The end of life

Some sins seem unforgivable, and then the death penalty may seem to be the only answer. Of course, someone who has committed a crime must receive appropriate punishment for his actions. But human life is something very precious!

In Jesus’ approach to life, love and forgiveness are paramount. There are many ways beside the death penalty to prevent someone from committing more crimes. The death penalty is only permissible if there is no other way to protect society from the criminal.

> Read more in the book

The death penalty can be just, but it should be a last resort for defending society. Forgiveness is the greatest norm for Christians.

The Wisdom of the Church

What kind of punishment may be imposed?

The punishment imposed must be proportionate to the gravity of the offense. Given the possibilities which the State now has for effectively preventing crime by rendering one who has committed an offense incapable of doing harm, the cases in which the execution of the offender is an absolute necessity “are very rare, if not practically non-existent.” (Evangelium Vitae). When non-lethal means are sufficient, authority should limit itself to such means because they better correspond to the concrete conditions of the common good, are more in conformity with the dignity of the human person, and do not remove definitively from the guilty party the possibility of reforming himself. [CCCC 469]

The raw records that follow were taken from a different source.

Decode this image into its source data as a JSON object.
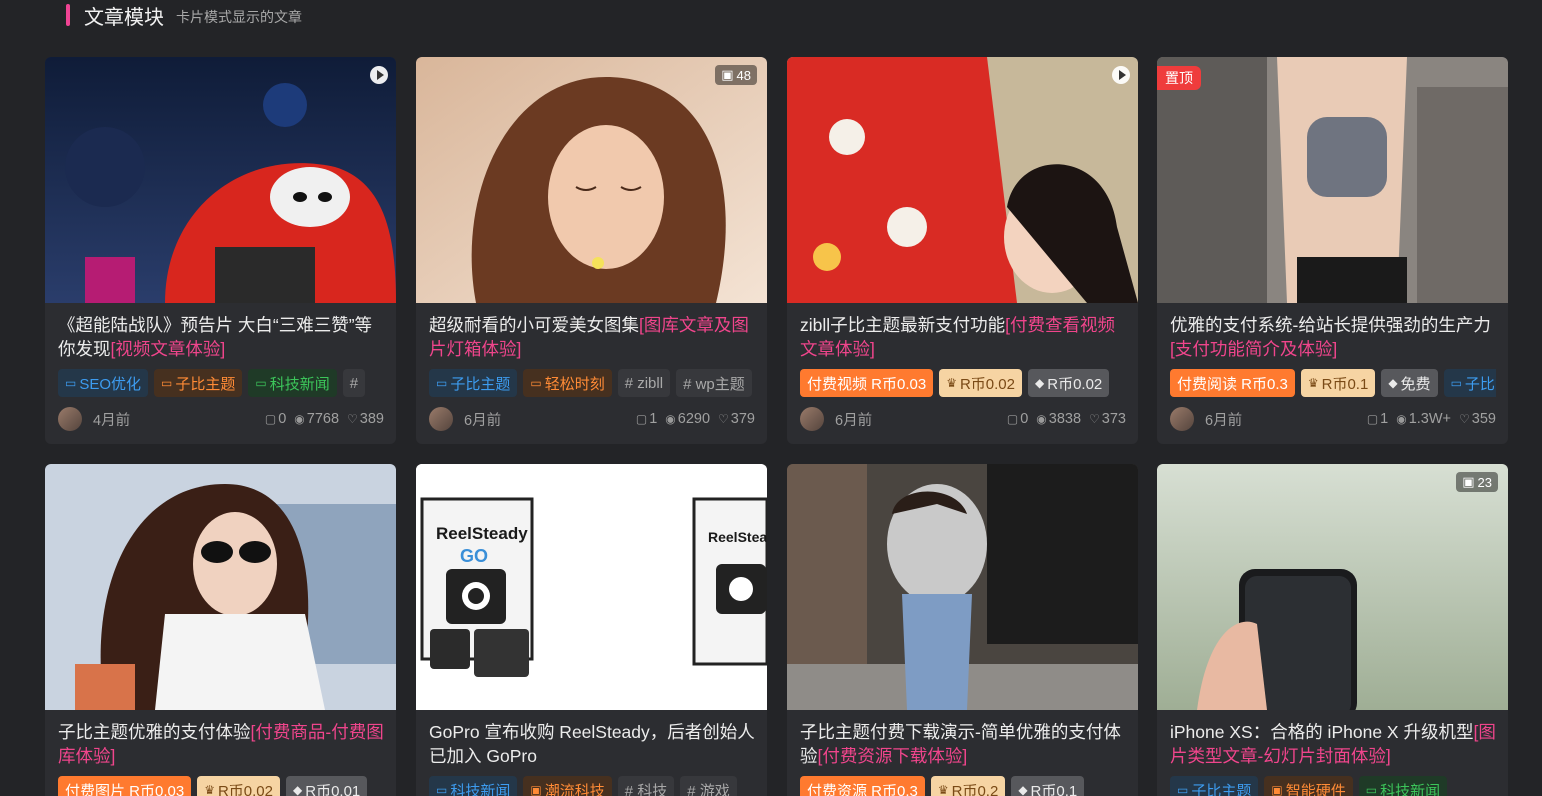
{
  "section": {
    "title": "文章模块",
    "subtitle": "卡片模式显示的文章"
  },
  "cards": [
    {
      "title": "《超能陆战队》预告片 大白“三难三赞”等你发现",
      "highlight": "[视频文章体验]",
      "badge": "play",
      "time": "4月前",
      "comments": "0",
      "views": "7768",
      "likes": "389",
      "tags": [
        "SEO优化",
        "子比主题",
        "科技新闻",
        "#"
      ]
    },
    {
      "title": "超级耐看的小可爱美女图集",
      "highlight": "[图库文章及图片灯箱体验]",
      "badge_text": "48",
      "time": "6月前",
      "comments": "1",
      "views": "6290",
      "likes": "379",
      "tags": [
        "子比主题",
        "轻松时刻",
        "# zibll",
        "# wp主题"
      ]
    },
    {
      "title": "zibll子比主题最新支付功能",
      "highlight": "[付费查看视频文章体验]",
      "badge": "play",
      "time": "6月前",
      "comments": "0",
      "views": "3838",
      "likes": "373",
      "tags": [
        "付费视频 R币0.03",
        "R币0.02",
        "R币0.02"
      ]
    },
    {
      "title": "优雅的支付系统-给站长提供强劲的生产力",
      "highlight": "[支付功能简介及体验]",
      "pin": "置顶",
      "time": "6月前",
      "comments": "1",
      "views": "1.3W+",
      "likes": "359",
      "tags": [
        "付费阅读 R币0.3",
        "R币0.1",
        "免费",
        "子比"
      ]
    },
    {
      "title": "子比主题优雅的支付体验",
      "highlight": "[付费商品-付费图库体验]",
      "tags": [
        "付费图片 R币0.03",
        "R币0.02",
        "R币0.01"
      ]
    },
    {
      "title": "GoPro 宣布收购 ReelSteady，后者创始人已加入 GoPro",
      "highlight": "",
      "tags": [
        "科技新闻",
        "潮流科技",
        "# 科技",
        "# 游戏"
      ],
      "product_a": "ReelSteady",
      "product_a_sub": "GO",
      "product_b": "ReelStea"
    },
    {
      "title": "子比主题付费下载演示-简单优雅的支付体验",
      "highlight": "[付费资源下载体验]",
      "tags": [
        "付费资源 R币0.3",
        "R币0.2",
        "R币0.1"
      ]
    },
    {
      "title": "iPhone XS：合格的 iPhone X 升级机型",
      "highlight": "[图片类型文章-幻灯片封面体验]",
      "badge_text": "23",
      "tags": [
        "子比主题",
        "智能硬件",
        "科技新闻"
      ]
    }
  ],
  "colors": {
    "accent": "#f0458c",
    "background": "#232427",
    "card": "#2c2d31"
  },
  "icons": [
    "folder-icon",
    "comment-icon",
    "eye-icon",
    "thumb-up-icon",
    "image-icon",
    "play-icon",
    "crown-icon",
    "diamond-icon"
  ]
}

Why is the Church opposed to capital punishment?

The Church is committed to opposing the death penalty because it is “both cruel and unnecessary” (Pope John Paul II, St. Louis, January 27, 1999).

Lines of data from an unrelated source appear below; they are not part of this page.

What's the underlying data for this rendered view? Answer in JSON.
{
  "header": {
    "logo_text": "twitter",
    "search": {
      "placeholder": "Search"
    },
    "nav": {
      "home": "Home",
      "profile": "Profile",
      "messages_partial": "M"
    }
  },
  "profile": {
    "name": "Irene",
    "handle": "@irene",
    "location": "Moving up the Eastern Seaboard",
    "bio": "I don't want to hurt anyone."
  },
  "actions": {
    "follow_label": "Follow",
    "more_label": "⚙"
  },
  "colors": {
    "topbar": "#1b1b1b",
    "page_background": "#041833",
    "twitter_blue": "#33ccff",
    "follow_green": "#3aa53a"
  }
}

Every legitimate State has in principle the right to punish crime appropriately. In Evangelium vitae (1995), the Pope does not say that the use of the death penalty is in every respect an unacceptable and illegitimate punishment. To take the life of a criminal is an extreme measure to which the State should resort only “in cases of absolute necessity”. This necessity arises when the only way to protect human society is by killing the convicted criminal. But such cases, says Pope John Paul II, “are very rare, if not practically non-existent”. [Youcat 381]

This is what the Popes say

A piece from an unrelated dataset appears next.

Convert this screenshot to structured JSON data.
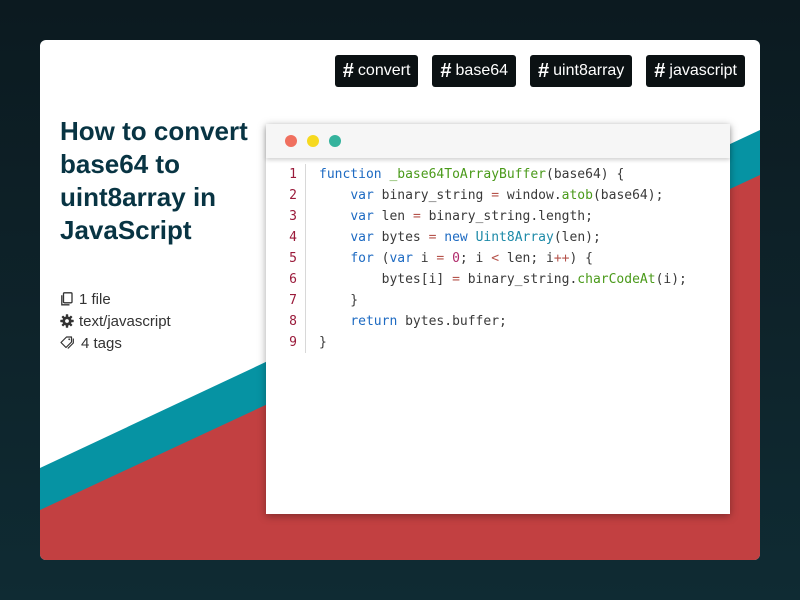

Today capital punishment is unacceptable, however serious the condemned’s crime may have been. It is an offence to the inviolability of life and to the dignity of the human person which contradicts God’s plan for man and for society and his merciful justice, and it fails to conform to any just purpose of punishment. It does not render justice to the victims, but rather foments revenge. For a constitutional state the death penalty represents a failure, because it obliges the State to kill in the name of justice. [Pope Francis, Letter to the Commission against the death penalty, 20 Mar. 2015]